Task directions: Return all the entries word for word, minus the pictures.

Dataset rows describing interfaces:
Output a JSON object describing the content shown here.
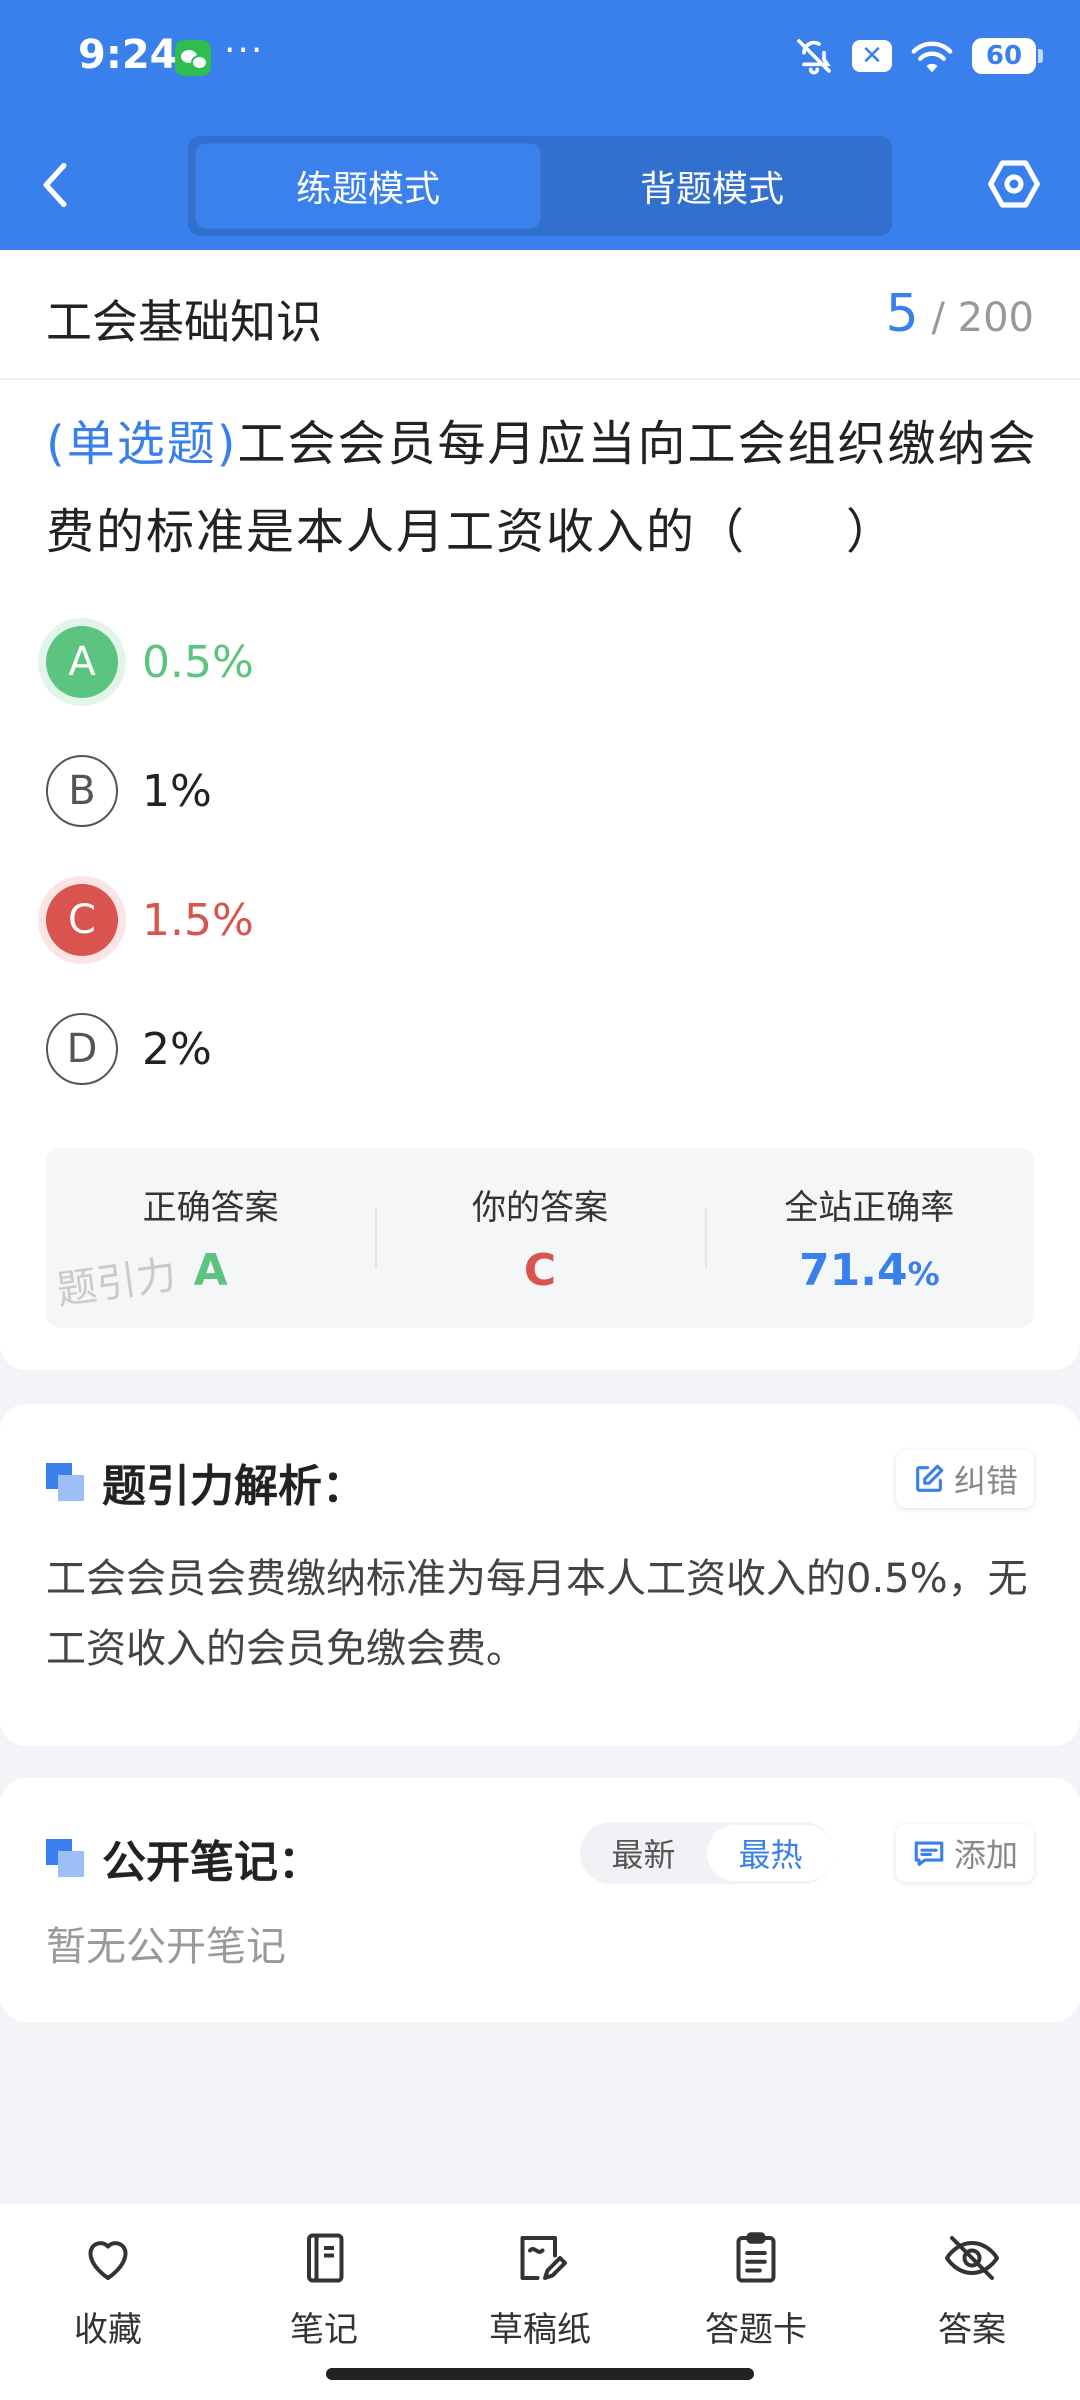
{
  "status_bar": {
    "time": "9:24",
    "dots": "···",
    "x_badge": "✕",
    "battery": "60"
  },
  "header": {
    "modes": [
      "练题模式",
      "背题模式"
    ],
    "active_mode": 0
  },
  "subject": {
    "title": "工会基础知识",
    "current": "5",
    "total_text": "/ 200"
  },
  "question": {
    "type": "(单选题)",
    "text": "工会会员每月应当向工会组织缴纳会费的标准是本人月工资收入的（　　）",
    "options": [
      {
        "letter": "A",
        "text": "0.5%",
        "state": "correct"
      },
      {
        "letter": "B",
        "text": "1%",
        "state": "normal"
      },
      {
        "letter": "C",
        "text": "1.5%",
        "state": "wrong"
      },
      {
        "letter": "D",
        "text": "2%",
        "state": "normal"
      }
    ]
  },
  "result": {
    "correct_label": "正确答案",
    "correct_value": "A",
    "yours_label": "你的答案",
    "yours_value": "C",
    "rate_label": "全站正确率",
    "rate_value": "71.4",
    "rate_unit": "%",
    "watermark": "题引力"
  },
  "analysis": {
    "title": "题引力解析：",
    "report_label": "纠错",
    "text": "工会会员会费缴纳标准为每月本人工资收入的0.5%，无工资收入的会员免缴会费。"
  },
  "notes": {
    "title": "公开笔记：",
    "sort_options": [
      "最新",
      "最热"
    ],
    "active_sort": 1,
    "add_label": "添加",
    "empty_text": "暂无公开笔记"
  },
  "bottom_nav": [
    {
      "label": "收藏",
      "icon": "heart-icon"
    },
    {
      "label": "笔记",
      "icon": "notebook-icon"
    },
    {
      "label": "草稿纸",
      "icon": "draft-paper-icon"
    },
    {
      "label": "答题卡",
      "icon": "answer-sheet-icon"
    },
    {
      "label": "答案",
      "icon": "eye-off-icon"
    }
  ],
  "colors": {
    "primary": "#3a80ec",
    "correct": "#5bc57f",
    "wrong": "#d9534f"
  }
}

Result for this task:
Output a JSON object describing the content shown here.
{
  "status_bar": {
    "time": "9:24",
    "dots": "···",
    "x_badge": "✕",
    "battery": "60"
  },
  "header": {
    "modes": [
      "练题模式",
      "背题模式"
    ],
    "active_mode": 0
  },
  "subject": {
    "title": "工会基础知识",
    "current": "5",
    "total_text": "/ 200"
  },
  "question": {
    "type": "(单选题)",
    "text": "工会会员每月应当向工会组织缴纳会费的标准是本人月工资收入的（　　）",
    "options": [
      {
        "letter": "A",
        "text": "0.5%",
        "state": "correct"
      },
      {
        "letter": "B",
        "text": "1%",
        "state": "normal"
      },
      {
        "letter": "C",
        "text": "1.5%",
        "state": "wrong"
      },
      {
        "letter": "D",
        "text": "2%",
        "state": "normal"
      }
    ]
  },
  "result": {
    "correct_label": "正确答案",
    "correct_value": "A",
    "yours_label": "你的答案",
    "yours_value": "C",
    "rate_label": "全站正确率",
    "rate_value": "71.4",
    "rate_unit": "%",
    "watermark": "题引力"
  },
  "analysis": {
    "title": "题引力解析：",
    "report_label": "纠错",
    "text": "工会会员会费缴纳标准为每月本人工资收入的0.5%，无工资收入的会员免缴会费。"
  },
  "notes": {
    "title": "公开笔记：",
    "sort_options": [
      "最新",
      "最热"
    ],
    "active_sort": 1,
    "add_label": "添加",
    "empty_text": "暂无公开笔记"
  },
  "bottom_nav": [
    {
      "label": "收藏",
      "icon": "heart-icon"
    },
    {
      "label": "笔记",
      "icon": "notebook-icon"
    },
    {
      "label": "草稿纸",
      "icon": "draft-paper-icon"
    },
    {
      "label": "答题卡",
      "icon": "answer-sheet-icon"
    },
    {
      "label": "答案",
      "icon": "eye-off-icon"
    }
  ],
  "colors": {
    "primary": "#3a80ec",
    "correct": "#5bc57f",
    "wrong": "#d9534f"
  }
}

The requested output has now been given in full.